025 and 026 – Private Frank William Hills and Private George Haywood Hills

Private Frank William Hills  52nd Battalion
Private George Haywood Hills
51st Battalion

Frank, aged 27 a married labourer and his younger brother William, aged 24, both from Rocherlea volunteered for enlistment on 7 January 1916.  The brothers were following in the footsteps of their younger brother Gordon who had enlisted in March 1915.

The brothers were initially allotted to the 16th reinforcements for the 12th Battalion now in Egypt. With the splitting of the Battalion and the creation of a new battalion— the 52nd, Private Frank Hills was transferred to the new battalion. In early September 1916 the battalion was in action at Mouquet Farm an important stronghold that the Allies need to take. Several pitch battles were fought here before the Canadians managed to hold the farm. Frank Hills sustained a shrapnel wound and was evacuated for treatment.
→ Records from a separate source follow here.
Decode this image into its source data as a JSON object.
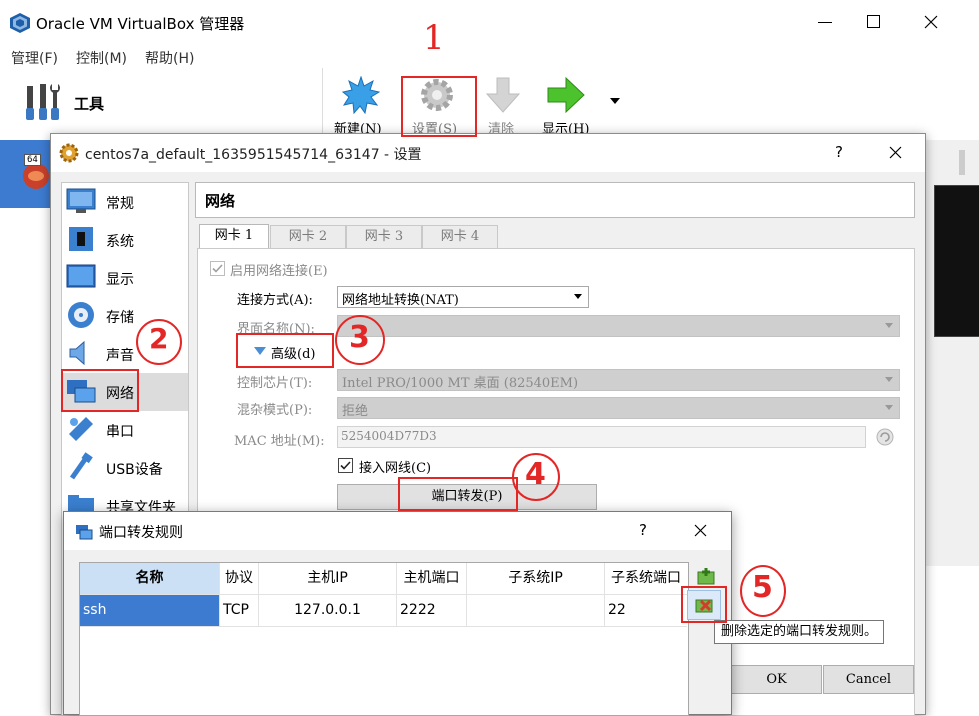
{
  "main_window": {
    "title": "Oracle VM VirtualBox 管理器",
    "menu": [
      "管理(F)",
      "控制(M)",
      "帮助(H)"
    ],
    "tools_label": "工具",
    "toolbar": [
      {
        "label": "新建(N)",
        "icon": "new-icon"
      },
      {
        "label": "设置(S)",
        "icon": "settings-gear-icon"
      },
      {
        "label": "清除",
        "icon": "discard-arrow-icon"
      },
      {
        "label": "显示(H)",
        "icon": "show-arrow-icon"
      }
    ],
    "vm_badge": "64"
  },
  "settings": {
    "title": "centos7a_default_1635951545714_63147 - 设置",
    "help": "?",
    "sidebar": [
      "常规",
      "系统",
      "显示",
      "存储",
      "声音",
      "网络",
      "串口",
      "USB设备",
      "共享文件夹"
    ],
    "page_title": "网络",
    "tabs": [
      "网卡 1",
      "网卡 2",
      "网卡 3",
      "网卡 4"
    ],
    "enable_label": "启用网络连接(E)",
    "attach_label": "连接方式(A):",
    "attach_value": "网络地址转换(NAT)",
    "name_label": "界面名称(N):",
    "advanced_label": "高级(d)",
    "adapter_label": "控制芯片(T):",
    "adapter_value": "Intel PRO/1000 MT 桌面 (82540EM)",
    "promisc_label": "混杂模式(P):",
    "promisc_value": "拒绝",
    "mac_label": "MAC 地址(M):",
    "mac_value": "5254004D77D3",
    "cable_label": "接入网线(C)",
    "port_forward_button": "端口转发(P)",
    "ok": "OK",
    "cancel": "Cancel"
  },
  "port_forward_dialog": {
    "title": "端口转发规则",
    "help": "?",
    "columns": [
      "名称",
      "协议",
      "主机IP",
      "主机端口",
      "子系统IP",
      "子系统端口"
    ],
    "rows": [
      {
        "name": "ssh",
        "protocol": "TCP",
        "host_ip": "127.0.0.1",
        "host_port": "2222",
        "guest_ip": "",
        "guest_port": "22"
      }
    ],
    "tooltip": "删除选定的端口转发规则。"
  },
  "annotations": [
    "1",
    "2",
    "3",
    "4",
    "5"
  ],
  "colors": {
    "annotation": "#e32626",
    "selection": "#3d7bd1",
    "nav_active": "#dcdcdc"
  }
}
In June 1917 he was detached for duty at the Steenwerck Baths before returning once more to his unit.

On 13 July the Battalion moved up into the front line in the St Ives area, relieving the 15th Battalion. One soldier was wounded—was this Frank Hills? Possibly! He was evacuated having sustained a shrapnel wound to his right hand and forearm. In November he left England for return to Australia and was finally discharged from the A.I.F in July 1918.

George was also transferred to the 52nd Battalion along with his brother. George survived the action at Mouquet Farm but the following day went Absent Without Leave for 4 days. The circumstances surrounding this action aren’t clear at present. This was a particularly serious offence given that he was absent when in the front line. He was found guilty at the Field General Court Martial and sentenced to 60 days Field Punishment No. 2 and the loss of 65 days pay. He re-joined his unit on 25 November. In May 1918 the 52nd Battalion ceased to exist  and Private George Hills was transferred to the 51st Battalion where he remained until his return to Australia, departing England in May 1919.
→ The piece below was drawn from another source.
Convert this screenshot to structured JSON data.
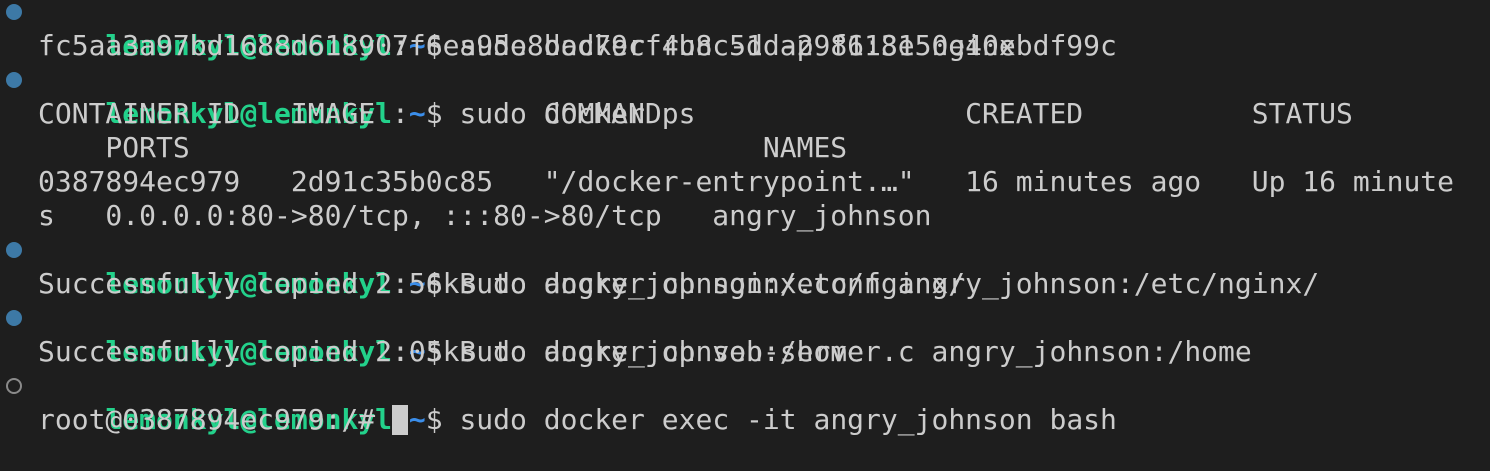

A third brother also served. Gordon, a 20 year old farm labourer who enlisted in March 1915 and was allotted to ‘C’ Company with the 26th Battalion. Gordon saw action on Gallipoli late in 1915 but whilst there was severely frost bitten and evacuated for treatment.  He embarked for Australia in February 1917.